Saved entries
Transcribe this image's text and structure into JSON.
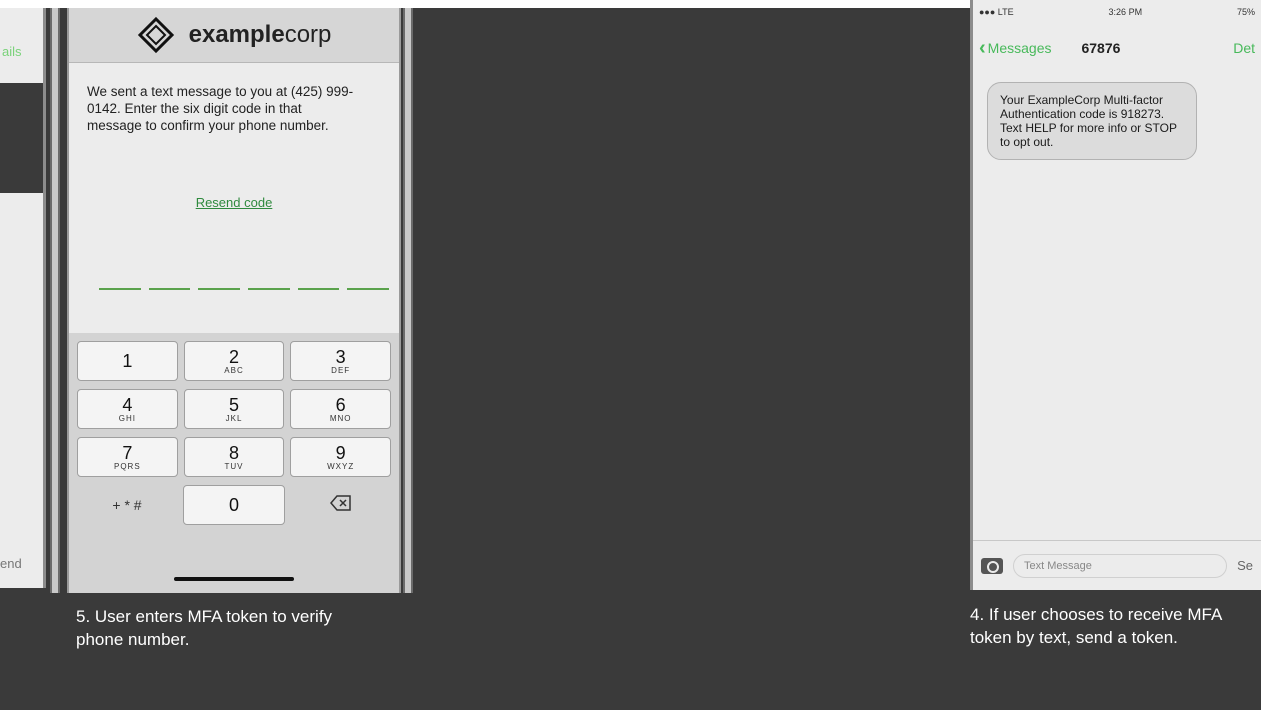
{
  "left_phone": {
    "nav_fragment": "ails",
    "bottom_fragment": "end"
  },
  "center_phone": {
    "brand": {
      "name_bold": "example",
      "name_regular": "corp"
    },
    "message": "We sent a text message to you at (425) 999-0142. Enter the six digit code in that message to confirm your phone number.",
    "resend_label": "Resend code",
    "code_slots": 6,
    "keypad": [
      [
        {
          "digit": "1",
          "letters": ""
        },
        {
          "digit": "2",
          "letters": "ABC"
        },
        {
          "digit": "3",
          "letters": "DEF"
        }
      ],
      [
        {
          "digit": "4",
          "letters": "GHI"
        },
        {
          "digit": "5",
          "letters": "JKL"
        },
        {
          "digit": "6",
          "letters": "MNO"
        }
      ],
      [
        {
          "digit": "7",
          "letters": "PQRS"
        },
        {
          "digit": "8",
          "letters": "TUV"
        },
        {
          "digit": "9",
          "letters": "WXYZ"
        }
      ]
    ],
    "keypad_last_row": {
      "symbols": "+ * #",
      "zero": "0",
      "delete_icon": "backspace-icon"
    }
  },
  "right_phone": {
    "status": {
      "carrier": "●●● LTE",
      "time": "3:26 PM",
      "battery": "75%"
    },
    "nav": {
      "back_label": "Messages",
      "title": "67876",
      "details": "Det"
    },
    "sms_text": "Your ExampleCorp Multi-factor Authentication code is 918273. Text HELP for more info or STOP to opt out.",
    "composer_placeholder": "Text Message",
    "send_label": "Se"
  },
  "captions": {
    "left": "5. User enters MFA token to verify phone number.",
    "right": "4. If user chooses to receive MFA token by text, send a token."
  },
  "colors": {
    "background": "#3a3a3a",
    "accent_green": "#47b95a",
    "brand_bar": "#d6d6d6"
  }
}
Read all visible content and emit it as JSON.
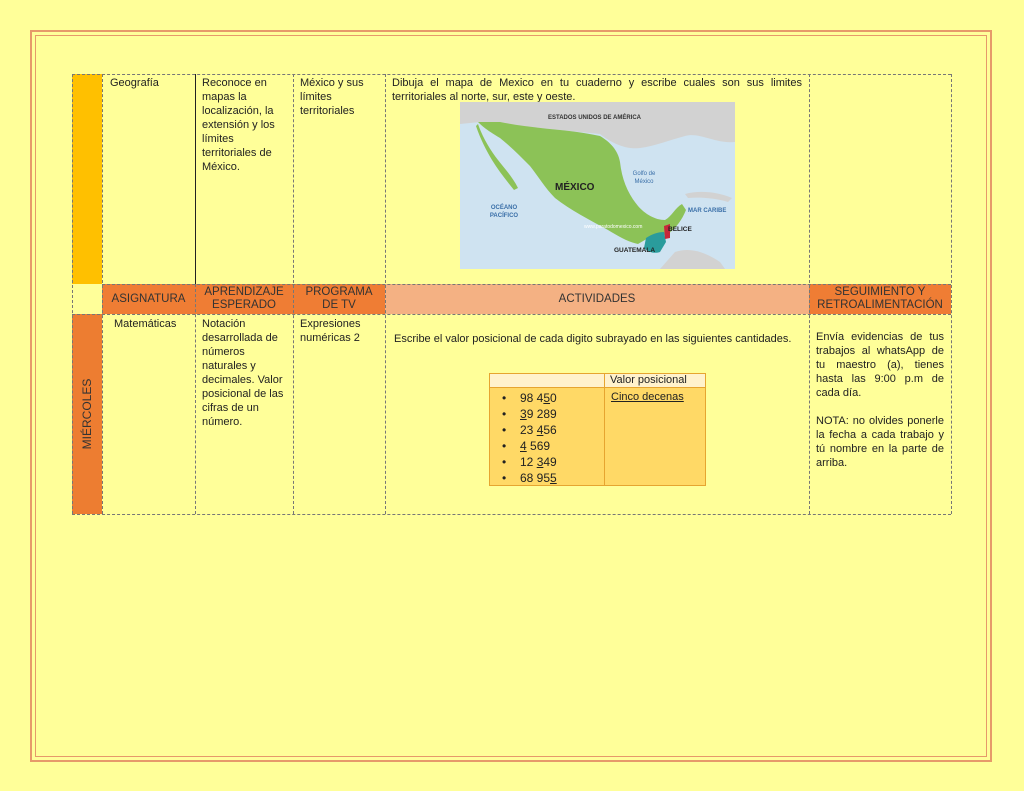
{
  "top_row": {
    "asignatura": "Geografía",
    "aprendizaje": "Reconoce en mapas la localización, la extensión y los límites territoriales de México.",
    "programa": "México y sus límites territoriales",
    "actividad": "Dibuja el mapa de Mexico en tu cuaderno y escribe cuales son sus limites territoriales al norte, sur, este y oeste.",
    "map": {
      "label_usa": "ESTADOS UNIDOS DE AMÉRICA",
      "label_mexico": "MÉXICO",
      "label_golfo": "Golfo de México",
      "label_pacifico": "OCÉANO PACÍFICO",
      "label_caribe": "MAR CARIBE",
      "label_belice": "BELICE",
      "label_guatemala": "GUATEMALA",
      "watermark": "www.paratodomexico.com",
      "colors": {
        "sea": "#cfe3f1",
        "land": "#d2d2d2",
        "mexico": "#8cc257",
        "guatemala": "#2a9c9c",
        "belize": "#c8283a"
      }
    }
  },
  "headers": {
    "asignatura": "ASIGNATURA",
    "aprendizaje": "APRENDIZAJE ESPERADO",
    "programa": "PROGRAMA DE TV",
    "actividades": "ACTIVIDADES",
    "seguimiento": "SEGUIMIENTO Y RETROALIMENTACIÓN"
  },
  "day_label": "MIÉRCOLES",
  "bottom_row": {
    "asignatura": "Matemáticas",
    "aprendizaje": "Notación desarrollada de números naturales y decimales. Valor posicional de las cifras de un número.",
    "programa": "Expresiones numéricas 2",
    "actividad": "Escribe el valor posicional de cada digito subrayado en las siguientes cantidades.",
    "seguimiento": "Envía evidencias de tus trabajos al whatsApp de tu maestro (a), tienes hasta las 9:00 p.m de cada día.",
    "nota": "NOTA: no olvides ponerle la fecha a cada trabajo y tú nombre en la parte de arriba.",
    "table": {
      "header": "Valor posicional",
      "numbers": [
        {
          "pre": "98 4",
          "u": "5",
          "post": "0"
        },
        {
          "pre": "",
          "u": "3",
          "post": "9 289"
        },
        {
          "pre": "23 ",
          "u": "4",
          "post": "56"
        },
        {
          "pre": "",
          "u": "4",
          "post": " 569"
        },
        {
          "pre": "12 ",
          "u": "3",
          "post": "49"
        },
        {
          "pre": "68 95",
          "u": "5",
          "post": ""
        }
      ],
      "answer": "Cinco decenas"
    }
  },
  "colors": {
    "page_bg": "#ffff99",
    "header_orange": "#ef7d34",
    "header_salmon": "#f4b183",
    "day_bar_top": "#ffc000",
    "day_bar_bottom": "#ed7d31",
    "table_bg": "#ffd966"
  }
}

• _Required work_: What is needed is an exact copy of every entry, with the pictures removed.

• _Output for this task_:
Transcribe this image's text and structure into JSON.
{
  "left_phone": {
    "nav_fragment": "ails",
    "bottom_fragment": "end"
  },
  "center_phone": {
    "brand": {
      "name_bold": "example",
      "name_regular": "corp"
    },
    "message": "We sent a text message to you at (425) 999-0142. Enter the six digit code in that message to confirm your phone number.",
    "resend_label": "Resend code",
    "code_slots": 6,
    "keypad": [
      [
        {
          "digit": "1",
          "letters": ""
        },
        {
          "digit": "2",
          "letters": "ABC"
        },
        {
          "digit": "3",
          "letters": "DEF"
        }
      ],
      [
        {
          "digit": "4",
          "letters": "GHI"
        },
        {
          "digit": "5",
          "letters": "JKL"
        },
        {
          "digit": "6",
          "letters": "MNO"
        }
      ],
      [
        {
          "digit": "7",
          "letters": "PQRS"
        },
        {
          "digit": "8",
          "letters": "TUV"
        },
        {
          "digit": "9",
          "letters": "WXYZ"
        }
      ]
    ],
    "keypad_last_row": {
      "symbols": "+ * #",
      "zero": "0",
      "delete_icon": "backspace-icon"
    }
  },
  "right_phone": {
    "status": {
      "carrier": "●●● LTE",
      "time": "3:26 PM",
      "battery": "75%"
    },
    "nav": {
      "back_label": "Messages",
      "title": "67876",
      "details": "Det"
    },
    "sms_text": "Your ExampleCorp Multi-factor Authentication code is 918273. Text HELP for more info or STOP to opt out.",
    "composer_placeholder": "Text Message",
    "send_label": "Se"
  },
  "captions": {
    "left": "5. User enters MFA token to verify phone number.",
    "right": "4. If user chooses to receive MFA token by text, send a token."
  },
  "colors": {
    "background": "#3a3a3a",
    "accent_green": "#47b95a",
    "brand_bar": "#d6d6d6"
  }
}
Read all visible content and emit it as JSON.
{
  "top_row": {
    "asignatura": "Geografía",
    "aprendizaje": "Reconoce en mapas la localización, la extensión y los límites territoriales de México.",
    "programa": "México y sus límites territoriales",
    "actividad": "Dibuja el mapa de Mexico en tu cuaderno y escribe cuales son sus limites territoriales al norte, sur, este y oeste.",
    "map": {
      "label_usa": "ESTADOS UNIDOS DE AMÉRICA",
      "label_mexico": "MÉXICO",
      "label_golfo": "Golfo de México",
      "label_pacifico": "OCÉANO PACÍFICO",
      "label_caribe": "MAR CARIBE",
      "label_belice": "BELICE",
      "label_guatemala": "GUATEMALA",
      "watermark": "www.paratodomexico.com",
      "colors": {
        "sea": "#cfe3f1",
        "land": "#d2d2d2",
        "mexico": "#8cc257",
        "guatemala": "#2a9c9c",
        "belize": "#c8283a"
      }
    }
  },
  "headers": {
    "asignatura": "ASIGNATURA",
    "aprendizaje": "APRENDIZAJE ESPERADO",
    "programa": "PROGRAMA DE TV",
    "actividades": "ACTIVIDADES",
    "seguimiento": "SEGUIMIENTO Y RETROALIMENTACIÓN"
  },
  "day_label": "MIÉRCOLES",
  "bottom_row": {
    "asignatura": "Matemáticas",
    "aprendizaje": "Notación desarrollada de números naturales y decimales. Valor posicional de las cifras de un número.",
    "programa": "Expresiones numéricas 2",
    "actividad": "Escribe el valor posicional de cada digito subrayado en las siguientes cantidades.",
    "seguimiento": "Envía evidencias de tus trabajos al whatsApp de tu maestro (a), tienes hasta las 9:00 p.m de cada día.",
    "nota": "NOTA: no olvides ponerle la fecha a cada trabajo y tú nombre en la parte de arriba.",
    "table": {
      "header": "Valor posicional",
      "numbers": [
        {
          "pre": "98 4",
          "u": "5",
          "post": "0"
        },
        {
          "pre": "",
          "u": "3",
          "post": "9 289"
        },
        {
          "pre": "23 ",
          "u": "4",
          "post": "56"
        },
        {
          "pre": "",
          "u": "4",
          "post": " 569"
        },
        {
          "pre": "12 ",
          "u": "3",
          "post": "49"
        },
        {
          "pre": "68 95",
          "u": "5",
          "post": ""
        }
      ],
      "answer": "Cinco decenas"
    }
  },
  "colors": {
    "page_bg": "#ffff99",
    "header_orange": "#ef7d34",
    "header_salmon": "#f4b183",
    "day_bar_top": "#ffc000",
    "day_bar_bottom": "#ed7d31",
    "table_bg": "#ffd966"
  }
}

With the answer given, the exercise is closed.